He interspersed historical aspects of what he termed a “lecture” with amazing tricks. A newspaper, torn into 64 pieces, was miraculously restored, a bible went up in flames, yet was unburnt, six metal rings adhered together as if magnetised, yet fell apart at will, a lady in the audience had a beanie hat with matching handbag fashioned out of paper in seconds, yet none present could ascribe all of this to anything other than brilliant magic.

In ancient times, sorcerer priests had held power over people, employing “miracles”, and the Apocrypha refers to illusions, that most enduring aspect of magic. The heyday of illusion was the Victorian music hall, William Bullock’s Egyptian Hall in Piccadilly becoming known as the home of mystery.
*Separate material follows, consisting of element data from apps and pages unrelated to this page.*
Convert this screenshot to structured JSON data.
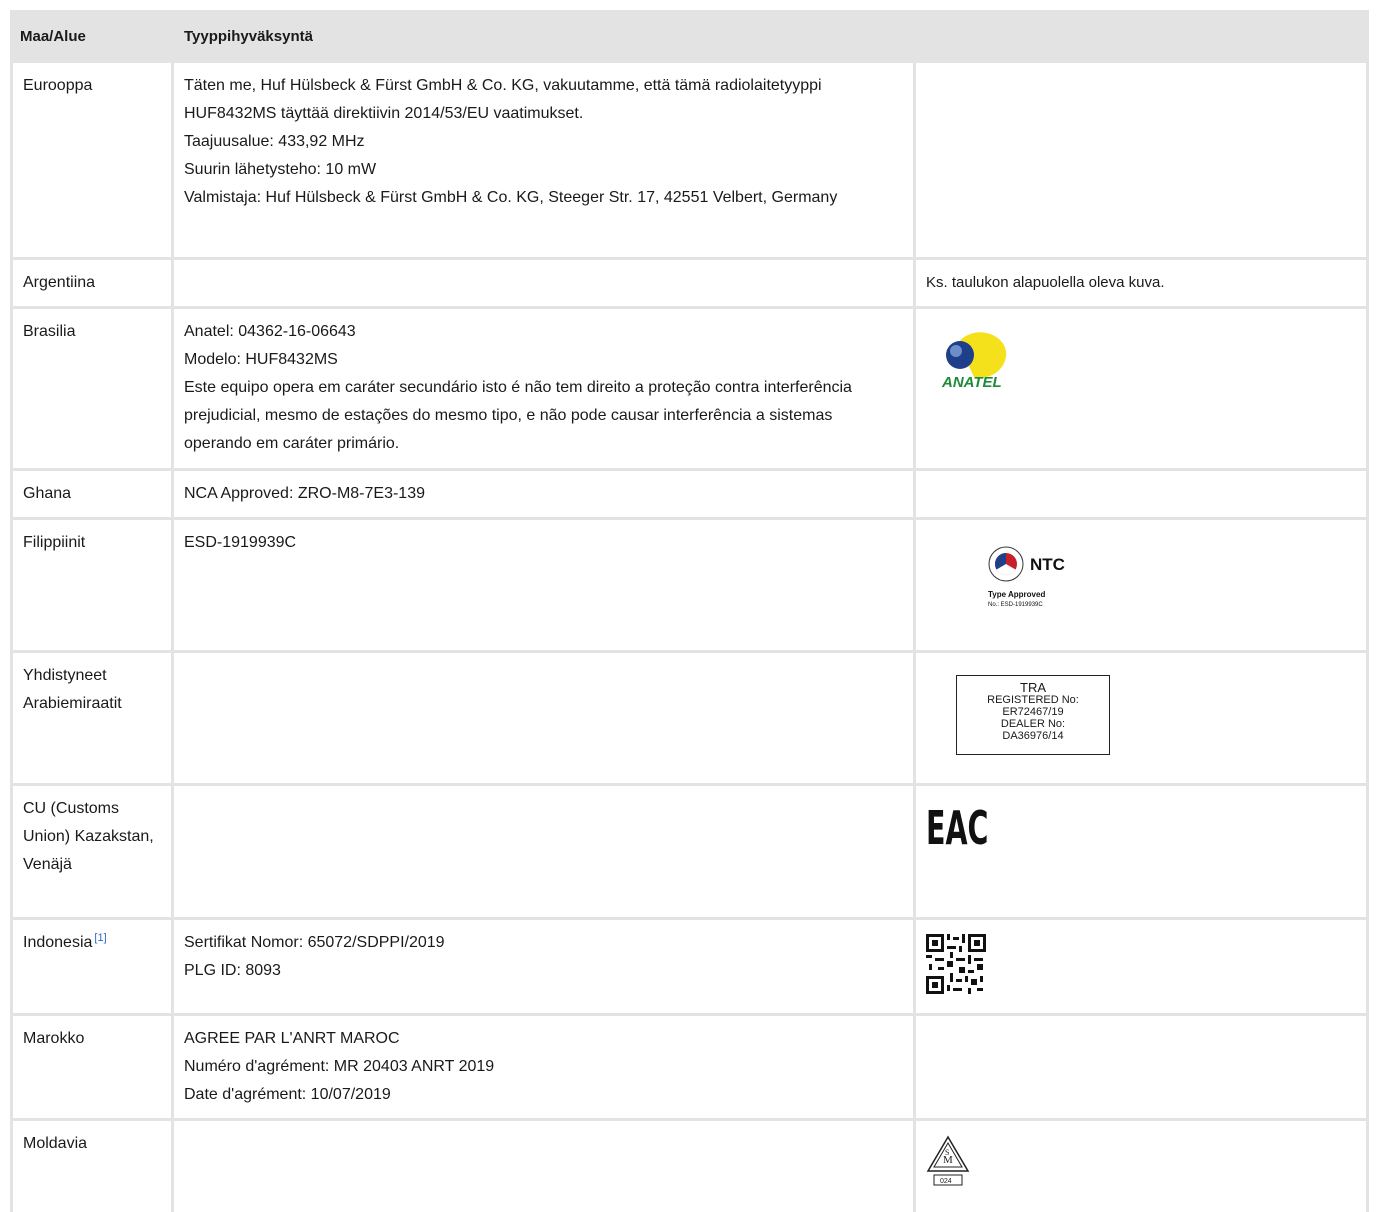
{
  "table": {
    "headers": [
      "Maa/Alue",
      "Tyyppihyväksyntä"
    ],
    "rows": [
      {
        "country": "Eurooppa",
        "lines": [
          "Täten me, Huf Hülsbeck & Fürst GmbH & Co. KG, vakuutamme, että tämä radiolaitetyyppi HUF8432MS täyttää direktiivin 2014/53/EU vaatimukset.",
          "Taajuusalue: 433,92 MHz",
          "Suurin lähetysteho: 10 mW",
          "Valmistaja: Huf Hülsbeck & Fürst GmbH & Co. KG, Steeger Str. 17, 42551 Velbert, Germany"
        ],
        "note": ""
      },
      {
        "country": "Argentiina",
        "lines": [],
        "note": "Ks. taulukon alapuolella oleva kuva."
      },
      {
        "country": "Brasilia",
        "lines": [
          "Anatel: 04362-16-06643",
          "Modelo: HUF8432MS",
          "Este equipo opera em caráter secundário isto é não tem direito a proteção contra interferência prejudicial, mesmo de estações do mesmo tipo, e não pode causar interferência a sistemas operando em caráter primário."
        ],
        "logo_text": "ANATEL"
      },
      {
        "country": "Ghana",
        "lines": [
          "NCA Approved: ZRO-M8-7E3-139"
        ]
      },
      {
        "country": "Filippiinit",
        "lines": [
          "ESD-1919939C"
        ],
        "logo": {
          "brand": "NTC",
          "line1": "Type Approved",
          "line2": "No.: ESD-1919939C"
        }
      },
      {
        "country": "Yhdistyneet Arabiemiraatit",
        "lines": [],
        "logo": [
          "TRA",
          "REGISTERED No:",
          "ER72467/19",
          "DEALER No:",
          "DA36976/14"
        ]
      },
      {
        "country": "CU (Customs Union) Kazakstan, Venäjä",
        "lines": [],
        "logo_text": "EAC"
      },
      {
        "country": "Indonesia",
        "footnote": "[1]",
        "lines": [
          "Sertifikat Nomor: 65072/SDPPI/2019",
          "PLG ID: 8093"
        ],
        "logo_icon": "qr-code-icon"
      },
      {
        "country": "Marokko",
        "lines": [
          "AGREE PAR L'ANRT MAROC",
          "Numéro d'agrément: MR 20403 ANRT 2019",
          "Date d'agrément: 10/07/2019"
        ]
      },
      {
        "country": "Moldavia",
        "lines": [],
        "logo_text": "024"
      }
    ]
  }
}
Sleight of hand, or légerdemain,  the French term, requires the hand to be quicker than the eye, thus creating the illusion. Seneca wrote “in which it is the very trickery that pleases me. But show me how the trick is done, and I have lost interest therein”. This is the essence of illusion. The famous painting Le Jongleur, by Hieronymus Bosch, illustrates the three balls and three cups trick, which Bertie brought to life before our eyes. Not only did he demonstrate this centuries-old trick, but completed it, producing a potato, an onion, an orange, and a large melon, which latter leapt out of his hat onto an ironing board serving as a table, causing it to collapse. Wonderful!
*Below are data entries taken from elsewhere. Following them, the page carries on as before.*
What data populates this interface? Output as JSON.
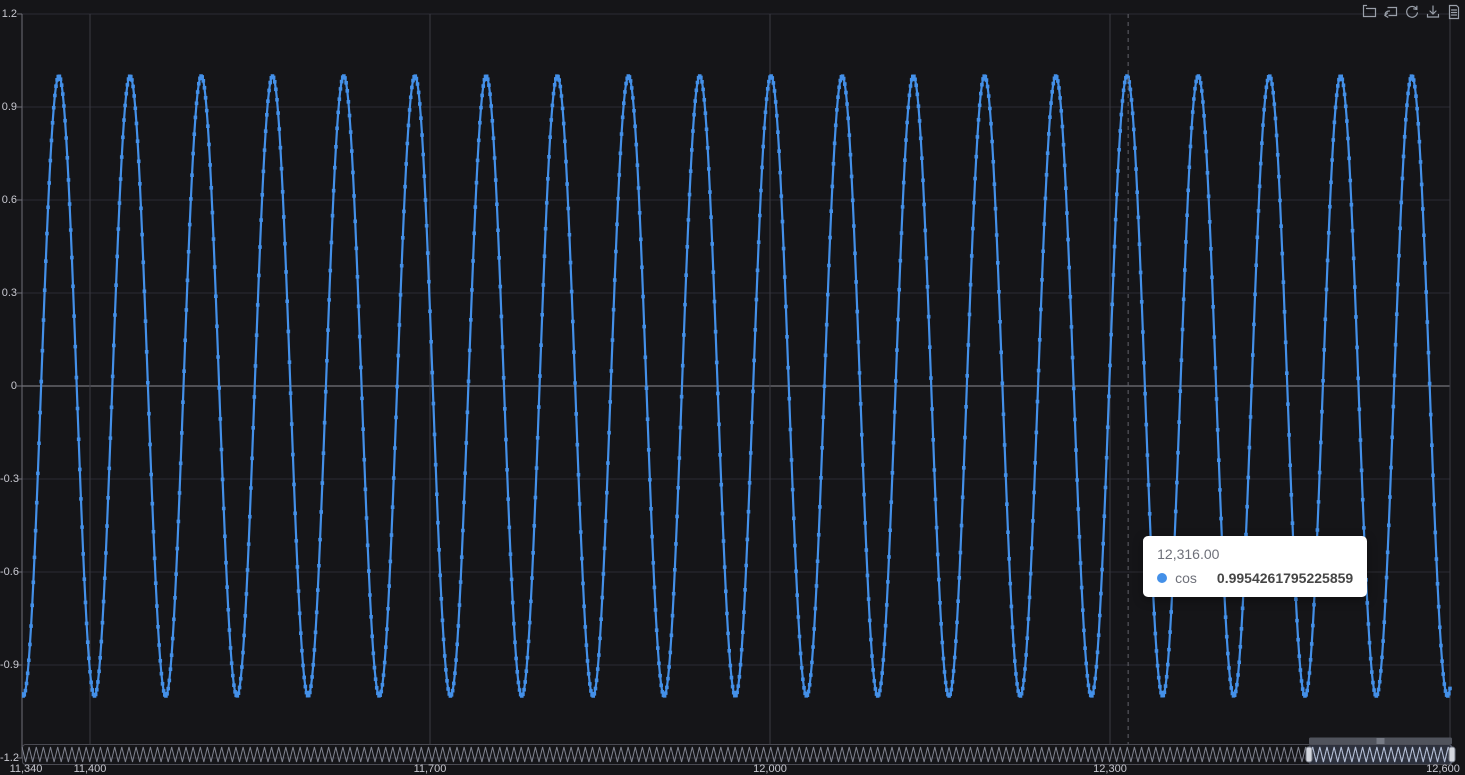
{
  "ui": {
    "colors": {
      "background": "#151518",
      "line": "#4490e8",
      "grid_horizontal": "#2c2c33",
      "grid_vertical": "#3a3a42",
      "zero_line": "#8a8a92",
      "axis": "#6e6e78",
      "label": "#c8c8d0",
      "crosshair": "#62626a",
      "tooltip_bg": "#ffffff",
      "tooltip_text": "#6e7079",
      "tooltip_value": "#464646",
      "slider_border": "#4a4a52",
      "slider_wave": "#80838f",
      "slider_wave_active": "#c2cbdc",
      "slider_window_fill": "rgba(130,150,195,0.22)",
      "slider_handle_fill": "#d4d7de",
      "slider_handle_stroke": "#777c88",
      "slider_move_bar": "#50535c",
      "slider_move_grip": "#9ba0ab",
      "icon": "#9aa0aa"
    },
    "toolbar": {
      "icons": [
        {
          "name": "zoom-select"
        },
        {
          "name": "zoom-reset"
        },
        {
          "name": "restore"
        },
        {
          "name": "save-image"
        },
        {
          "name": "data-view"
        }
      ]
    }
  },
  "chart_data": {
    "type": "line",
    "title": "",
    "series": [
      {
        "name": "cos",
        "color": "#4490e8",
        "function": "y = cos(x/10)",
        "omega": 0.1,
        "x_min": 11340,
        "x_max": 12600,
        "x_step": 1,
        "symbol": "square",
        "highlighted_point": {
          "x": 12316,
          "y": 0.9954261795225859
        }
      }
    ],
    "xlabel": "",
    "ylabel": "",
    "xlim": [
      11340,
      12600
    ],
    "ylim": [
      -1.2,
      1.2
    ],
    "x_ticks": {
      "values": [
        11340,
        11400,
        11700,
        12000,
        12300,
        12600
      ],
      "labels": [
        "11,340",
        "11,400",
        "11,700",
        "12,000",
        "12,300",
        "12,600"
      ]
    },
    "y_ticks": {
      "values": [
        1.2,
        0.9,
        0.6,
        0.3,
        0,
        -0.3,
        -0.6,
        -0.9,
        -1.2
      ],
      "labels": [
        "1.2",
        "0.9",
        "0.6",
        "0.3",
        "0",
        "-0.3",
        "-0.6",
        "-0.9",
        "-1.2"
      ]
    },
    "grid": true,
    "legend": {
      "show": false
    },
    "tooltip": {
      "x_value": 12316,
      "x_label": "12,316.00",
      "series": "cos",
      "value": "0.9954261795225859"
    },
    "datazoom": {
      "full_range": [
        0,
        12600
      ],
      "window": [
        11340,
        12600
      ]
    }
  }
}
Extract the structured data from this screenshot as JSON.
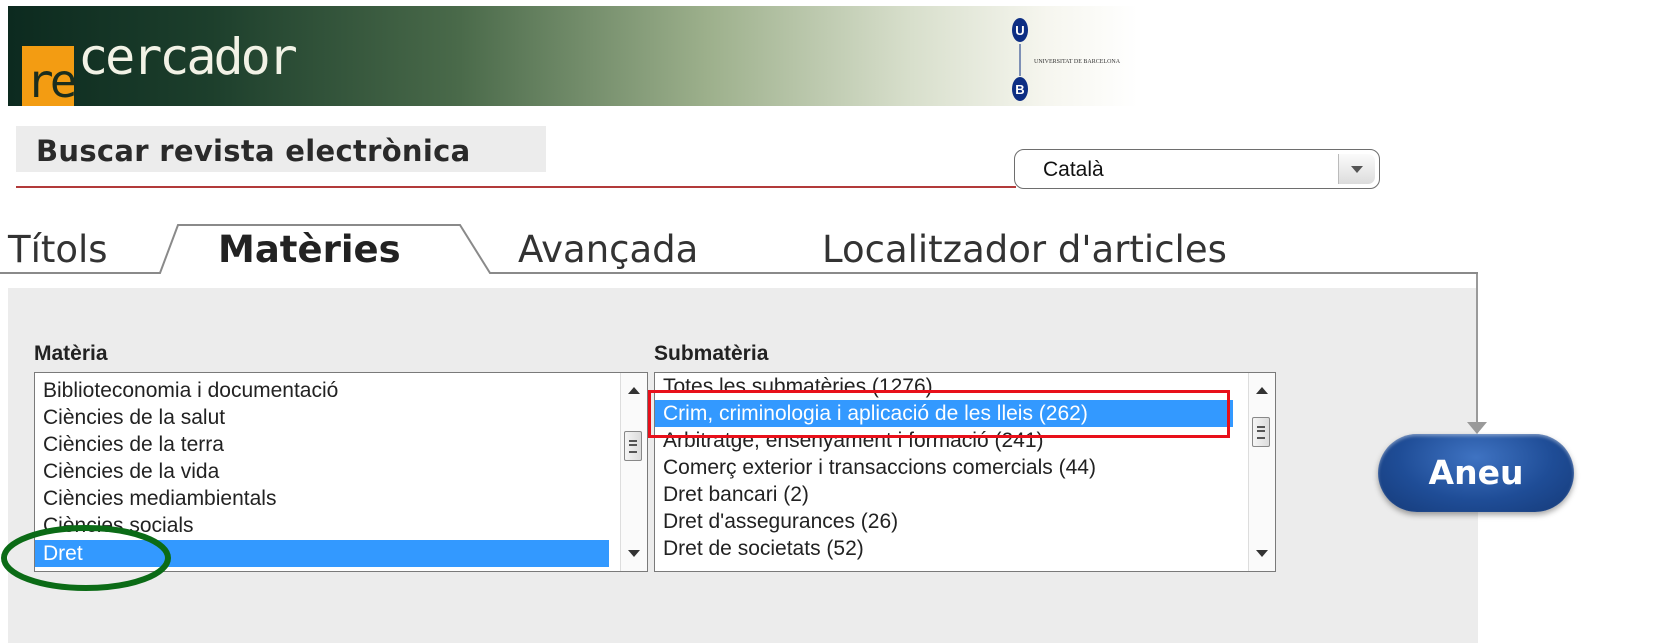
{
  "brand": {
    "logo_prefix": "re",
    "logo_suffix": "cercador",
    "university_mark_letters": [
      "U",
      "B"
    ],
    "university_name": "UNIVERSITAT DE BARCELONA"
  },
  "search": {
    "title": "Buscar revista electrònica",
    "language": {
      "selected": "Català"
    }
  },
  "tabs": [
    {
      "label": "Títols",
      "active": false
    },
    {
      "label": "Matèries",
      "active": true
    },
    {
      "label": "Avançada",
      "active": false
    },
    {
      "label": "Localitzador d'articles",
      "active": false
    }
  ],
  "materia": {
    "label": "Matèria",
    "items": [
      "Biblioteconomia i documentació",
      "Ciències de la salut",
      "Ciències de la terra",
      "Ciències de la vida",
      "Ciències mediambientals",
      "Ciències socials",
      "Dret"
    ],
    "selected_index": 6
  },
  "submateria": {
    "label": "Submatèria",
    "items": [
      "Totes les submatèries (1276)",
      "Crim, criminologia i aplicació de les lleis (262)",
      "Arbitratge, ensenyament i formació (241)",
      "Comerç exterior i transaccions comercials (44)",
      "Dret bancari (2)",
      "Dret d'assegurances (26)",
      "Dret de societats (52)"
    ],
    "selected_index": 1
  },
  "go_button": {
    "label": "Aneu"
  },
  "colors": {
    "selection": "#3399ff",
    "annotation_red": "#e8101a",
    "annotation_green": "#0b6b16",
    "button_blue": "#1f4d97",
    "logo_orange": "#f39c12"
  }
}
In 1584, Reginald Scott published The Discoverie of Witchcraft, writing not for, but against, the belief in witchcraft, positing that it did not exist. This was most important, since, under Henry VIII (1509-1547), magicians and conjurors faced the death penalty for their art.

Isaac Fawkes, an outrageous 18th century entertainer, was the first to employ close-up tricks, with a ball, bell, and goose egg. Bertie replicated this trick, even perplexing an audience member with a non-sounding bell (which, of course, rang perfectly in Bertie’s hands). William Hogarth portrayed such tricks in, for example, his Southwark Fair. A Century after Fawkes, one Jean Eugène Robert-Houdin wrote books on conjuring, being regarded as the father of modern magic. As an actor playing the part of a magician, he entertained Queen Victoria at Osborne House, Sandringham, and twice at Buckingham Palace. Patronage indeed! So famous was Houdin that the Hungarian-born Erik Weisz took the name Houdini as his own professional identity.
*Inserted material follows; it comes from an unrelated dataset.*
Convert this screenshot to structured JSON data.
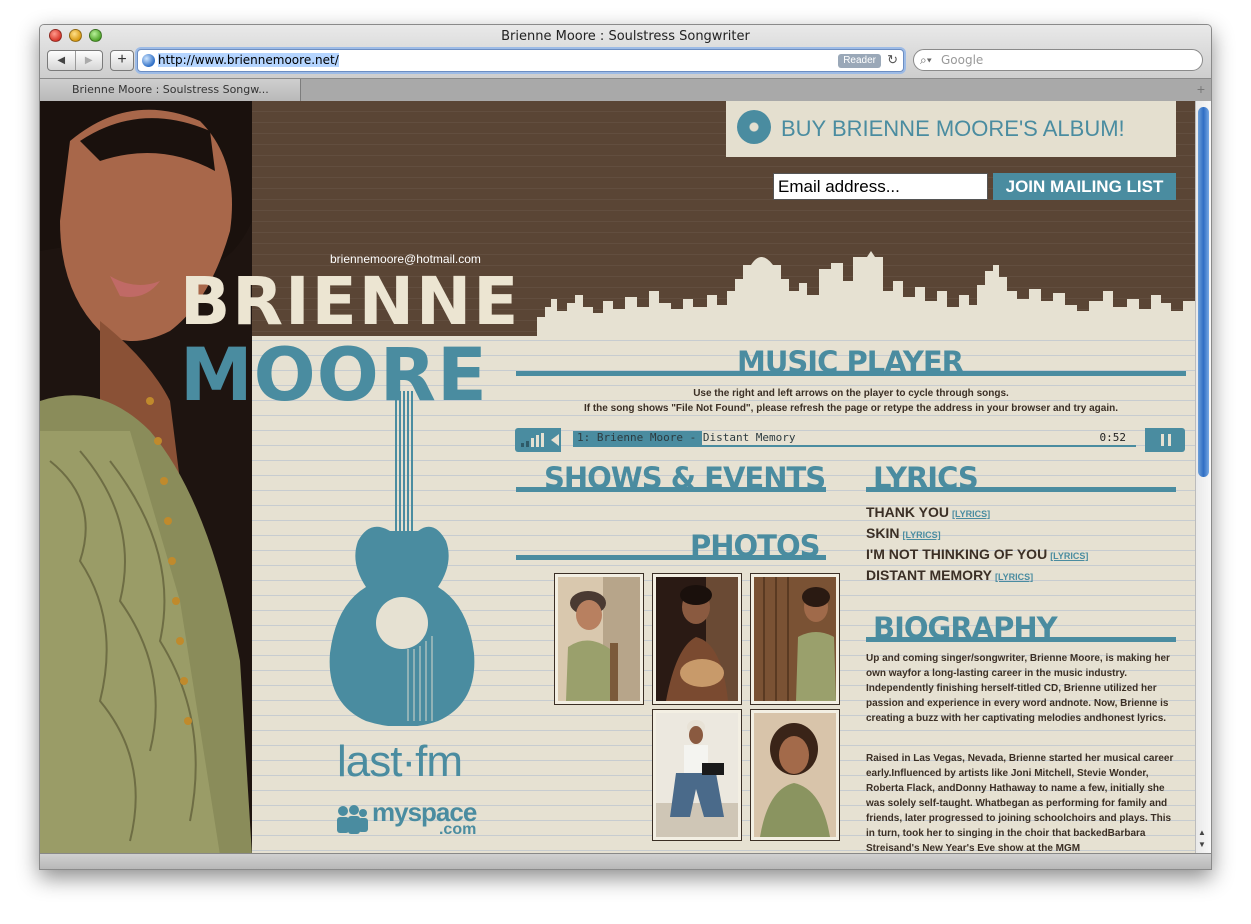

Later in Victorian times, the American, William Robinson, achieved fame as the supposedly Chinese Chung Ling Soo, whose speciality was to catch a live bullet between his teeth. Unfortunately, an accident saw him die on stage in 1918, at the Wood Green Empire, before 3000 customers. That this trick is clearly extremely dangerous is borne out by the fact that 24 others to date have been killed in its attempt. Another Victorian trick, thankfully devoid of danger, involved John Henry Pepper cleverly introducing a ghost (Pepper’s ghost), using mirrors. Interestingly, the expression “smoke and mirrors” owes its origin to the various props serving magicians over the years. Lewis Carroll adored magic, drawing on Pepper when creating Alice in Wonderland.

David Devant [Wighton], regarded as one of the greatest magicians, famous for his Boy, Girl, and Egg, and Mascot Moth tricks. He asserted that it is “all done by kindness”. He became, in 1905, the first President of The Magic Circle, whose motto, indocilis privata loqui is rendered in English as “not apt to disclose secrets”.

In 1934,  Rudyard Kipling, fascinated by magic, applied, successfully, for membership of The Magic Circle. During our post-War TV age, famous names in magic include David Nixon, Paul Daniels, Robert Harbin (the Zigzag Lady his speciality), spoon-bending Uri Gellér, and that greatest of magicians, Tommy Cooper, who died on stage in 1984. Typically, the USA market failed to understand Cooper, regarding him as an inept magician, embarrassingly incapable of getting things right!

Bertie concluded his lecture/show by informing us that today’s main audiences are found on cruise ships (indeed, Bertie spent some years providing entertainment on the world’s oceans), and sharing the fact that, on his maternal side, he is related to the building firm Higgs & Hill, his relatives Derek and Martha Hill having enthralled audiences at Leatherhead in 1938 with their demonstration of the art of levitation.

Indisputably, a truly magical, memorable, and thoroughly enjoyable evening!

Stefan Gatward